It was all shtick, glorious shtick. Endless shtick. Shtick for hours. Is this the influence of Jerry Lewis on the French? There was so much crazy stuff going on, some of it unpardonably and pointlessly vulgar, that I wonder how the participants could remember it all. And the wonderful dancers worked especially hard. Bottles of oxygen had to be strategically placed in the wings so they wouldn’t pass out from hyperactivity at 7000 feet. Italian choreographer Laura Scozzi seemed determined to kill them all. Much or most of the movement was thoroughly manic (including some terrific break dancing). Compared to Scozzi’s stuff, Mark Morris’s Platee dances might have been designed by Petipa for Les Sylphides.
Well, what would one really expect from an opera that takes place in a swamp full of nymphs and frogs?
The singing was uniformly excellent, although Fouchécourt seemed to tire as the evening wore on, and at times he was even hard to hear. Pittsinger made a most imposing mountain king. Reinhardt, so overtaxed as Ferrando in Così fan tutte, was delightful to watch and a pleasure to hear as he did double duty in the roles of Thespis and the god, Mercury. And one could hardly ignore soprano Stober, first as Thalie, and then as the scene (and opera stealing) character of Folly, dressed in a gown made of music paper and endlessly carrying on about nothing in a parody of coloratura sopranos. All in glittery purple, Pauley’s Jupiter was an amusing presence – one preceded by an elaborate descent to earth in a burst of silver fireworks. Hopkins was excellent as Momus, and apprentice soprano Leena Chopra made a striking bit of cheesecake as Love.
The most memorable part of the evening came at the very beginning whilst Rameau’s lengthy opening niceties were underway. The stage picture was one of a steeply raked theater auditorium in which patrons were being seated by flashlight bearing ushers. And then they were reseated. And then reseated some more. And then some some. And after a protracted period of chaos in which patrons crawled on the floor and through the seats and aisles and then clambered over one another, they all ended up forming a neat little square that took up about a quarter of the on-stage hall.
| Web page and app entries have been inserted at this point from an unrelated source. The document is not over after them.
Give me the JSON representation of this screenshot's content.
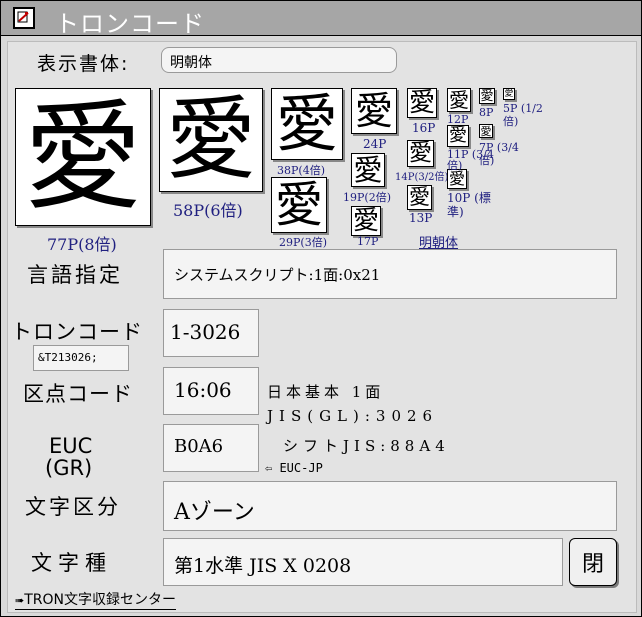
{
  "window": {
    "title": "トロンコード"
  },
  "font_row": {
    "label": "表示書体:",
    "value": "明朝体"
  },
  "glyph_char": "愛",
  "glyphs": [
    {
      "caption": "77P(8倍)"
    },
    {
      "caption": "58P(6倍)"
    },
    {
      "caption": "38P(4倍)"
    },
    {
      "caption": "29P(3倍)"
    },
    {
      "caption": "24P"
    },
    {
      "caption": "19P(2倍)"
    },
    {
      "caption": "17P"
    },
    {
      "caption": "16P"
    },
    {
      "caption": "14P(3/2倍)"
    },
    {
      "caption": "13P"
    },
    {
      "caption": "12P"
    },
    {
      "caption": "11P (3/4倍)"
    },
    {
      "caption": "10P (標準)"
    },
    {
      "caption": "8P"
    },
    {
      "caption": "7P (3/4倍)"
    },
    {
      "caption": "5P (1/2倍)"
    }
  ],
  "font_link": "明朝体",
  "language": {
    "label": "言語指定",
    "value": "システムスクリプト:1面:0x21"
  },
  "tron_code": {
    "label": "トロンコード",
    "entity": "&T213026;",
    "value": "1-3026"
  },
  "kuten": {
    "label": "区点コード",
    "value": "16:06"
  },
  "euc": {
    "label_line1": "EUC",
    "label_line2": "(GR)",
    "value": "B0A6",
    "convert": "⇦ EUC-JP"
  },
  "info": {
    "line1": "日本基本 1面",
    "line2": "JIS(GL):3026",
    "line3": "シフトJIS:88A4"
  },
  "char_class": {
    "label": "文字区分",
    "value": "Aゾーン"
  },
  "char_type": {
    "label": "文字種",
    "value": "第1水準 JIS X 0208"
  },
  "close_button": "閉",
  "footer_link": "TRON文字収録センター"
}
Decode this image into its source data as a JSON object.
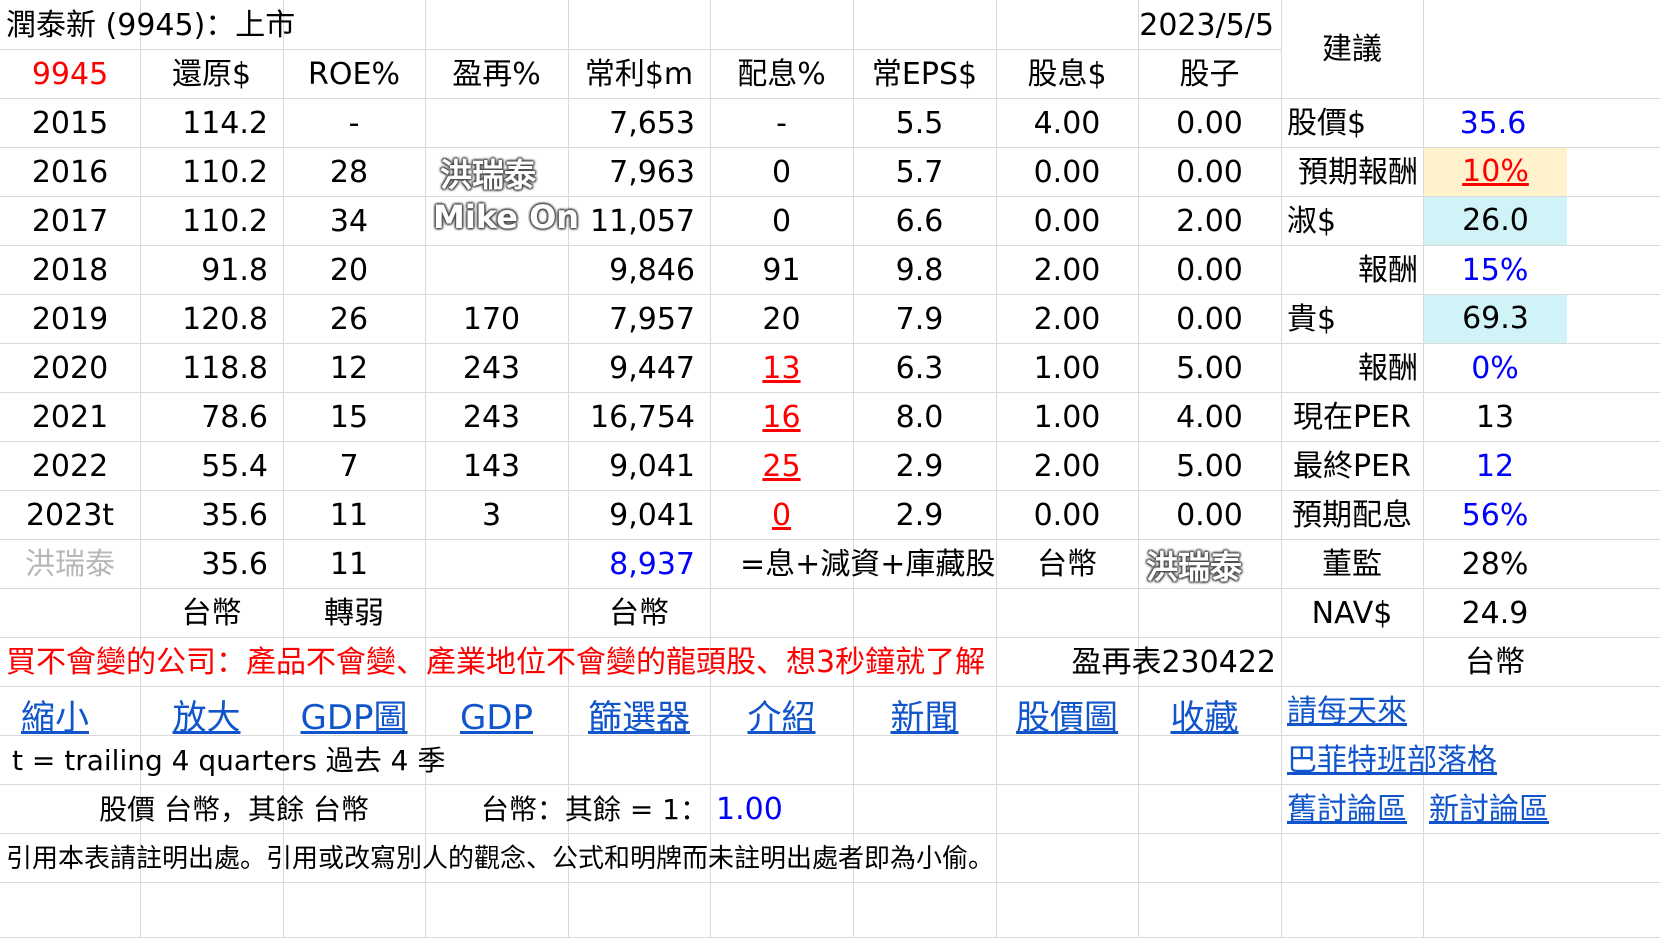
{
  "header": {
    "title": "潤泰新 (9945)：上市",
    "date": "2023/5/5",
    "advice": "建議"
  },
  "columns": [
    "9945",
    "還原$",
    "ROE%",
    "盈再%",
    "常利$m",
    "配息%",
    "常EPS$",
    "股息$",
    "股子"
  ],
  "rows": [
    {
      "year": "2015",
      "restored": "114.2",
      "roe": "-",
      "reinvest": "",
      "profit": "7,653",
      "payout": "-",
      "eps": "5.5",
      "div": "4.00",
      "stock": "0.00"
    },
    {
      "year": "2016",
      "restored": "110.2",
      "roe": "28",
      "reinvest": "",
      "profit": "7,963",
      "payout": "0",
      "eps": "5.7",
      "div": "0.00",
      "stock": "0.00"
    },
    {
      "year": "2017",
      "restored": "110.2",
      "roe": "34",
      "reinvest": "",
      "profit": "11,057",
      "payout": "0",
      "eps": "6.6",
      "div": "0.00",
      "stock": "2.00"
    },
    {
      "year": "2018",
      "restored": "91.8",
      "roe": "20",
      "reinvest": "",
      "profit": "9,846",
      "payout": "91",
      "eps": "9.8",
      "div": "2.00",
      "stock": "0.00"
    },
    {
      "year": "2019",
      "restored": "120.8",
      "roe": "26",
      "reinvest": "170",
      "profit": "7,957",
      "payout": "20",
      "eps": "7.9",
      "div": "2.00",
      "stock": "0.00"
    },
    {
      "year": "2020",
      "restored": "118.8",
      "roe": "12",
      "reinvest": "243",
      "profit": "9,447",
      "payout": "13",
      "eps": "6.3",
      "div": "1.00",
      "stock": "5.00"
    },
    {
      "year": "2021",
      "restored": "78.6",
      "roe": "15",
      "reinvest": "243",
      "profit": "16,754",
      "payout": "16",
      "eps": "8.0",
      "div": "1.00",
      "stock": "4.00"
    },
    {
      "year": "2022",
      "restored": "55.4",
      "roe": "7",
      "reinvest": "143",
      "profit": "9,041",
      "payout": "25",
      "eps": "2.9",
      "div": "2.00",
      "stock": "5.00"
    },
    {
      "year": "2023t",
      "restored": "35.6",
      "roe": "11",
      "reinvest": "3",
      "profit": "9,041",
      "payout": "0",
      "eps": "2.9",
      "div": "0.00",
      "stock": "0.00"
    }
  ],
  "summary": {
    "author": "洪瑞泰",
    "restored": "35.6",
    "roe": "11",
    "profit": "8,937",
    "formula": "=息+減資+庫藏股",
    "currency": "台幣"
  },
  "units": {
    "restored": "台幣",
    "roe_trend": "轉弱",
    "profit": "台幣"
  },
  "side": [
    {
      "label": "股價$",
      "value": "35.6"
    },
    {
      "label": "預期報酬",
      "value": "10%"
    },
    {
      "label": "淑$",
      "value": "26.0"
    },
    {
      "label": "報酬",
      "value": "15%"
    },
    {
      "label": "貴$",
      "value": "69.3"
    },
    {
      "label": "報酬",
      "value": "0%"
    },
    {
      "label": "現在PER",
      "value": "13"
    },
    {
      "label": "最終PER",
      "value": "12"
    },
    {
      "label": "預期配息",
      "value": "56%"
    },
    {
      "label": "董監",
      "value": "28%"
    },
    {
      "label": "NAV$",
      "value": "24.9"
    },
    {
      "label": "",
      "value": "台幣"
    }
  ],
  "slogan": "買不會變的公司：產品不會變、產業地位不會變的龍頭股、想3秒鐘就了解",
  "table_code": "盈再表230422",
  "nav_links": [
    "縮小",
    "放大",
    "GDP圖",
    "GDP",
    "篩選器",
    "介紹",
    "新聞",
    "股價圖",
    "收藏"
  ],
  "right_links": {
    "daily": "請每天來",
    "blog": "巴菲特班部落格",
    "old_forum": "舊討論區",
    "new_forum": "新討論區"
  },
  "note_trailing": "t = trailing 4 quarters 過去 4 季",
  "currency_note": "股價 台幣，其餘 台幣",
  "rate_note": "台幣：其餘 = 1：",
  "rate_value": "1.00",
  "citation": "引用本表請註明出處。引用或改寫別人的觀念、公式和明牌而未註明出處者即為小偷。",
  "watermarks": {
    "name": "洪瑞泰",
    "brand": "Mike On"
  }
}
The audience laughed and the evening was fun – but there are certainly going to be those who found the whole thing impossibly undignified. My one regret is there is no comic relief from the comic relief in this opera – and I think Mark Morris garnered greater sympathy for that sad old frog.
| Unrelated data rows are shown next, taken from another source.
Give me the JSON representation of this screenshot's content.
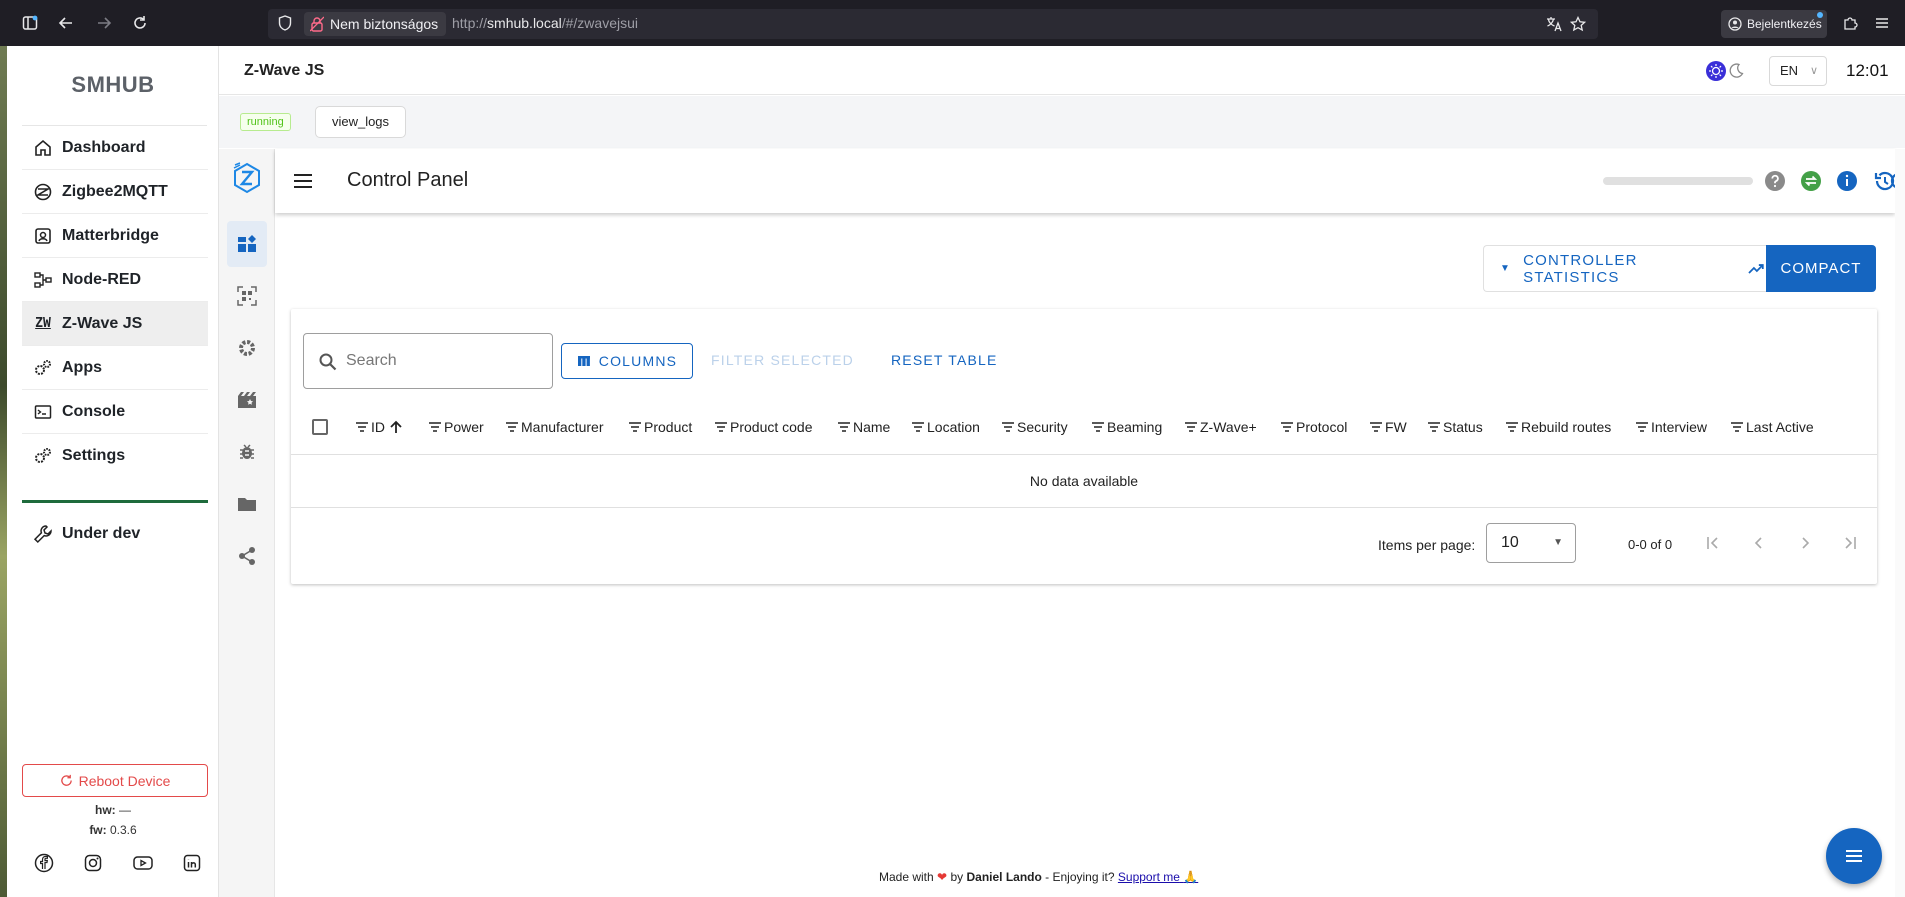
{
  "browser": {
    "insecure_label": "Nem biztonságos",
    "url_prefix": "http://",
    "url_host": "smhub.local",
    "url_path": "/#/zwavejsui",
    "signin_label": "Bejelentkezés"
  },
  "sidebar": {
    "brand": "SMHUB",
    "items": [
      {
        "label": "Dashboard",
        "icon": "home-icon"
      },
      {
        "label": "Zigbee2MQTT",
        "icon": "zigbee-icon"
      },
      {
        "label": "Matterbridge",
        "icon": "matter-icon"
      },
      {
        "label": "Node-RED",
        "icon": "node-red-icon"
      },
      {
        "label": "Z-Wave JS",
        "icon": "zwave-icon",
        "icon_text": "ZW",
        "active": true
      },
      {
        "label": "Apps",
        "icon": "apps-icon"
      },
      {
        "label": "Console",
        "icon": "console-icon"
      },
      {
        "label": "Settings",
        "icon": "gear-icon"
      }
    ],
    "under_dev": "Under dev",
    "reboot_label": "Reboot Device",
    "hw_label": "hw:",
    "hw_value": "—",
    "fw_label": "fw:",
    "fw_value": "0.3.6"
  },
  "header": {
    "title": "Z-Wave JS",
    "lang": "EN",
    "time": "12:01"
  },
  "status": {
    "state": "running",
    "logs_button": "view_logs"
  },
  "zwave": {
    "toolbar_title": "Control Panel",
    "controller_stats_label": "CONTROLLER STATISTICS",
    "compact_label": "COMPACT",
    "search_placeholder": "Search",
    "columns_label": "COLUMNS",
    "filter_selected_label": "FILTER SELECTED",
    "reset_table_label": "RESET TABLE",
    "columns": [
      "ID",
      "Power",
      "Manufacturer",
      "Product",
      "Product code",
      "Name",
      "Location",
      "Security",
      "Beaming",
      "Z-Wave+",
      "Protocol",
      "FW",
      "Status",
      "Rebuild routes",
      "Interview",
      "Last Active"
    ],
    "no_data": "No data available",
    "items_per_page_label": "Items per page:",
    "items_per_page": "10",
    "range": "0-0 of 0"
  },
  "footer": {
    "made_with": "Made with",
    "by": "by",
    "author": "Daniel Lando",
    "enjoying": "- Enjoying it?",
    "support": "Support me",
    "support_emoji": "🙏"
  },
  "colors": {
    "accent": "#1565c0",
    "running": "#52c41a",
    "reboot": "#e34a4a",
    "green_divider": "#1e6b3c"
  }
}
Platée: Music by Jean-Philippe Rameau
Text by Adrien Le Valois d’Orville
Sung in French
July 28; August 1, 10, 16, 22
Conductor: Harry Bicket
Director: Laurent Pelly
Scenic Designer: Caroline Ginet (after Chantal Thomas)
Costume Designer: Laurent Pelly
Lighting Designer: Duane Schuler
Choreographer: Laura Scozzi
Platée, an unattractive swamp-nymph: Jean-Paul Fouchécourt
Jupiter, ruler of the gods: Wilbur Pauley
Cithéron, king of Mount Cithéron: David Pittsinger
Mercury, the messenger god: Norman Reinhardt
Thespis, inventor of Greek drama: Norman Reinhardt
Folly, personification of pride and vanity: Heidi Stober
Thalia, muse of comedy: Heidi Stober
Juno, wife of Jupiter, queen of the gods: Ariana Chris
L’amour, god of love: Leena Chopra
Clarine, Platée’s confidante: Leena Chopra
Momus, god of mockery: Joshua Hopkins